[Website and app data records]
*** Block opens ***

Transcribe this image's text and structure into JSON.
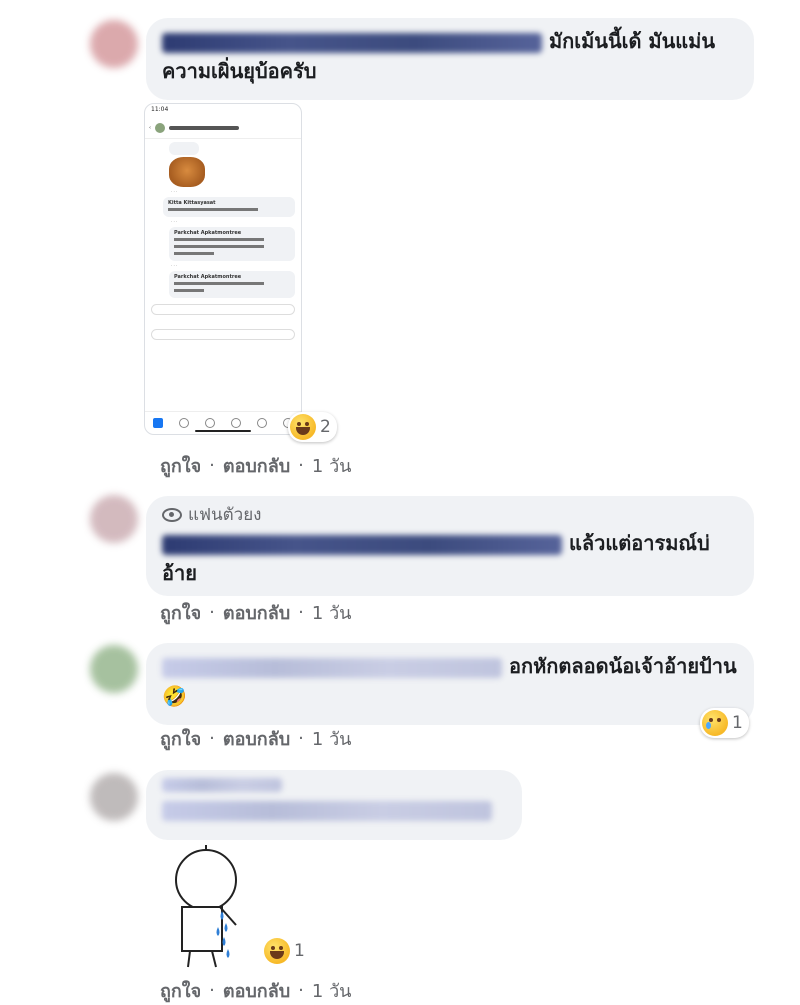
{
  "comments": [
    {
      "id": "c1",
      "suffix": "มักเม้นนี้เด้ มันแม่นความเผิ่นยุบ้อครับ",
      "meta": {
        "like": "ถูกใจ",
        "reply": "ตอบกลับ",
        "time": "1 วัน"
      },
      "reaction": {
        "emoji": "laugh",
        "count": "2"
      },
      "attachment": {
        "type": "phone-screenshot",
        "status_time": "11:04",
        "replies": [
          "Kitta Kittasyasat",
          "Parkchat Apkatmontree",
          "Parkchat Apkatmontree"
        ]
      }
    },
    {
      "id": "c2",
      "badge": "แฟนตัวยง",
      "suffix": "แล้วแต่อารมณ์บ่อ้าย",
      "meta": {
        "like": "ถูกใจ",
        "reply": "ตอบกลับ",
        "time": "1 วัน"
      }
    },
    {
      "id": "c3",
      "suffix": "อกหักตลอดน้อเจ้าอ้ายป้าน🤣",
      "meta": {
        "like": "ถูกใจ",
        "reply": "ตอบกลับ",
        "time": "1 วัน"
      },
      "reaction": {
        "emoji": "sad",
        "count": "1"
      }
    },
    {
      "id": "c4",
      "meta": {
        "like": "ถูกใจ",
        "reply": "ตอบกลับ",
        "time": "1 วัน"
      },
      "reaction": {
        "emoji": "laugh",
        "count": "1"
      },
      "attachment": {
        "type": "sticker-crying-figure"
      }
    }
  ],
  "colors": {
    "bubble": "#f0f2f5",
    "meta": "#65676b",
    "link": "#385898"
  }
}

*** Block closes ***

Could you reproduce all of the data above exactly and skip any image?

Transcribe this image's text and structure into JSON.
{
  "comments": [
    {
      "id": "c1",
      "suffix": "มักเม้นนี้เด้ มันแม่นความเผิ่นยุบ้อครับ",
      "meta": {
        "like": "ถูกใจ",
        "reply": "ตอบกลับ",
        "time": "1 วัน"
      },
      "reaction": {
        "emoji": "laugh",
        "count": "2"
      },
      "attachment": {
        "type": "phone-screenshot",
        "status_time": "11:04",
        "replies": [
          "Kitta Kittasyasat",
          "Parkchat Apkatmontree",
          "Parkchat Apkatmontree"
        ]
      }
    },
    {
      "id": "c2",
      "badge": "แฟนตัวยง",
      "suffix": "แล้วแต่อารมณ์บ่อ้าย",
      "meta": {
        "like": "ถูกใจ",
        "reply": "ตอบกลับ",
        "time": "1 วัน"
      }
    },
    {
      "id": "c3",
      "suffix": "อกหักตลอดน้อเจ้าอ้ายป้าน🤣",
      "meta": {
        "like": "ถูกใจ",
        "reply": "ตอบกลับ",
        "time": "1 วัน"
      },
      "reaction": {
        "emoji": "sad",
        "count": "1"
      }
    },
    {
      "id": "c4",
      "meta": {
        "like": "ถูกใจ",
        "reply": "ตอบกลับ",
        "time": "1 วัน"
      },
      "reaction": {
        "emoji": "laugh",
        "count": "1"
      },
      "attachment": {
        "type": "sticker-crying-figure"
      }
    }
  ],
  "colors": {
    "bubble": "#f0f2f5",
    "meta": "#65676b",
    "link": "#385898"
  }
}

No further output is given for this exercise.